Exercise brief: Omit the images. Reproduce each line of the records exactly as it appears.

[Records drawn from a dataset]
━━━━━━

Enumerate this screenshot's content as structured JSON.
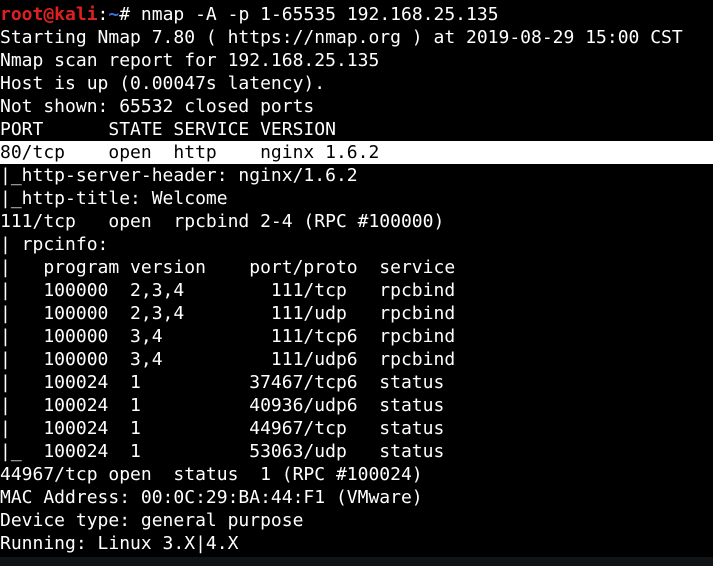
{
  "prompt": {
    "user_host": "root@kali",
    "separator": ":",
    "path": "~",
    "symbol": "#",
    "command": " nmap -A -p 1-65535 192.168.25.135"
  },
  "lines": [
    "Starting Nmap 7.80 ( https://nmap.org ) at 2019-08-29 15:00 CST",
    "Nmap scan report for 192.168.25.135",
    "Host is up (0.00047s latency).",
    "Not shown: 65532 closed ports",
    "PORT      STATE SERVICE VERSION",
    "80/tcp    open  http    nginx 1.6.2",
    "|_http-server-header: nginx/1.6.2",
    "|_http-title: Welcome",
    "111/tcp   open  rpcbind 2-4 (RPC #100000)",
    "| rpcinfo:",
    "|   program version    port/proto  service",
    "|   100000  2,3,4        111/tcp   rpcbind",
    "|   100000  2,3,4        111/udp   rpcbind",
    "|   100000  3,4          111/tcp6  rpcbind",
    "|   100000  3,4          111/udp6  rpcbind",
    "|   100024  1          37467/tcp6  status",
    "|   100024  1          40936/udp6  status",
    "|   100024  1          44967/tcp   status",
    "|_  100024  1          53063/udp   status",
    "44967/tcp open  status  1 (RPC #100024)",
    "MAC Address: 00:0C:29:BA:44:F1 (VMware)",
    "Device type: general purpose",
    "Running: Linux 3.X|4.X"
  ],
  "highlighted_line": "80/tcp    open  http    nginx 1.6.2",
  "colors": {
    "background": "#000000",
    "text": "#ffffff",
    "prompt_user": "#e02020",
    "prompt_path": "#3a6fe0",
    "highlight_bg": "#ffffff",
    "highlight_text": "#000000"
  }
}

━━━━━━

Output of the exercise:
Enumerate this screenshot's content as structured JSON.
{
  "prompt": {
    "user_host": "root@kali",
    "separator": ":",
    "path": "~",
    "symbol": "#",
    "command": " nmap -A -p 1-65535 192.168.25.135"
  },
  "lines": [
    "Starting Nmap 7.80 ( https://nmap.org ) at 2019-08-29 15:00 CST",
    "Nmap scan report for 192.168.25.135",
    "Host is up (0.00047s latency).",
    "Not shown: 65532 closed ports",
    "PORT      STATE SERVICE VERSION",
    "80/tcp    open  http    nginx 1.6.2",
    "|_http-server-header: nginx/1.6.2",
    "|_http-title: Welcome",
    "111/tcp   open  rpcbind 2-4 (RPC #100000)",
    "| rpcinfo:",
    "|   program version    port/proto  service",
    "|   100000  2,3,4        111/tcp   rpcbind",
    "|   100000  2,3,4        111/udp   rpcbind",
    "|   100000  3,4          111/tcp6  rpcbind",
    "|   100000  3,4          111/udp6  rpcbind",
    "|   100024  1          37467/tcp6  status",
    "|   100024  1          40936/udp6  status",
    "|   100024  1          44967/tcp   status",
    "|_  100024  1          53063/udp   status",
    "44967/tcp open  status  1 (RPC #100024)",
    "MAC Address: 00:0C:29:BA:44:F1 (VMware)",
    "Device type: general purpose",
    "Running: Linux 3.X|4.X"
  ],
  "highlighted_line": "80/tcp    open  http    nginx 1.6.2",
  "colors": {
    "background": "#000000",
    "text": "#ffffff",
    "prompt_user": "#e02020",
    "prompt_path": "#3a6fe0",
    "highlight_bg": "#ffffff",
    "highlight_text": "#000000"
  }
}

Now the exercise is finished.